Story at a glance:
- Marc Thorpe designed Sharp House as a practice in minimalism with an emphasis on materials and geometry.
- The home features numerous sustainable features, including solar panels and a rooftop water collection system.
- Concrete is the star of Sharp House’s design, which provides natural insulation to keep the house warm at night and cool during the day.
“When I was in architecture school at Parsons, I did all my drawings by hand,” Marc Thorpe says with a laugh. After getting his master’s in architecture, Thorpe moved to Europe to hone his craft, working with the likes of Cappellini and Moroso. “I wanted to work with Italian brands that were of the highest quality but also the avant-garde ones that made dreams real,” he says. After an eventual breakthrough working with these brands, he established his namesake studio in 2010.
Thorpe’s circuitous route through the design world has most recently resulted in the design of Sharp House, a low-slung house just north of Santa Fe. Originally a concept for upstate New York, the design was picked out by client George Sharp and his wife for a retirement home.
“They’re longtime New Yorkers and quintessential minimalists,” Thorpe says. “It’s about keeping it as tight as possible. It was more an execution of minimalism and trying to overemphasize the simplicity of what a space can be functionally.”
The Sharps’ ideals of reductivisim aligned well with Thorpe’s, resulting in a deceptively simple design that made the most of both its materiality and geometry. “Economical design and minimalism go in tandem,” Thorpe says. Concrete is the star of the show here, providing thermal mass and natural insulation so as to keep the house warm at night and cool during the day.
Thorpe recounts that the Sharps insisted on the material: “The design could easily be translated into wood or the like, but they wanted concrete. I personally thought concrete would be a nice material because of its tactility. And it’s an honest material, to communicate exactly what the building is.”

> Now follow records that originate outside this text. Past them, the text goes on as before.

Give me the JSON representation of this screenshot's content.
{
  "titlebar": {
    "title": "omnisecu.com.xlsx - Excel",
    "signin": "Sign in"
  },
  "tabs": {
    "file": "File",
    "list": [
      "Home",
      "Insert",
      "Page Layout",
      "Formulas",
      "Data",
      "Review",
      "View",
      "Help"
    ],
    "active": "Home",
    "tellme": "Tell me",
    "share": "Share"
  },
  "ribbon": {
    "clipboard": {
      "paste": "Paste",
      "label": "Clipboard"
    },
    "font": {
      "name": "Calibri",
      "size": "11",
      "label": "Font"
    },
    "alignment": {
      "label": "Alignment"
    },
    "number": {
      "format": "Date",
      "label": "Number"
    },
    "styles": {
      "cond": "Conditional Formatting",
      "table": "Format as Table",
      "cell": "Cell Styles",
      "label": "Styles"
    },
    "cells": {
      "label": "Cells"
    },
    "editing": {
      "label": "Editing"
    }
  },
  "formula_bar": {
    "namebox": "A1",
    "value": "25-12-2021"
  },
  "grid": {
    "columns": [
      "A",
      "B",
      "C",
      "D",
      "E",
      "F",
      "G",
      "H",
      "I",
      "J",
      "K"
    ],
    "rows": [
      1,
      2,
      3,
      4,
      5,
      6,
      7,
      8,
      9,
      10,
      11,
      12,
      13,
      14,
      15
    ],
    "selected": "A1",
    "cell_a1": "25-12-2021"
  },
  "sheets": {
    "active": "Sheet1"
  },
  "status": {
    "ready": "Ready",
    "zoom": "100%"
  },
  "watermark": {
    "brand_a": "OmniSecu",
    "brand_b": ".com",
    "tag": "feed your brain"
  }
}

The design is reminiscent of tropical building tradition, with sweeping overhangs covering entryways and recessed ribbon windows cutting into the building’s monolithic concrete facade. The large glass windows to the north and south help mitigate the semi-arid Santa Fe climate, allowing natural cross ventilation. “That’s how the rest of the world builds,” Thorpe says, pointing to other recent projects in which he’s designed for climates in Africa using similar ventilation processes and earth brick instead of concrete.
To further keep the Sharp House economical, the roof has been layered with solar panels and areas for water collection that supply a non-potable system. The self-sustaining systems in place are a safeguard in the face of the climate change crisis. Thorpe sys, “Water is a huge issue and will become a great issue as our civilization evolves. You need to be able to harvest water and power your house.”
The roof serves a secondary, much dreamier purpose, too—stargazing. Technically the roof offers access to maintain the solar and water systems. “But you can totally just hang out on the roof and watch the stars,” he says. The use of every surface of the house is an intentional move on Thorpe’s part. “There isn’t really a front or a back,” he says. “In the tradition of Frank Lloyd Wright, he designed his houses with no real entry. It was more a work of art where you’re forced to engage with the house on all sides and explore it like you would explore a piece of sculpture.”
With Sharp House, Thorpe makes an argument for slowing down and appreciating the phenom of interacting with a space. His favorite part of the house? The long ribbon windows. “Those are really unique moments that, through the transition of the day, allow light to cut through the space and create lines that define. It’s a very beautiful moment where you have time to stop and reflect. Why not embrace those moments?”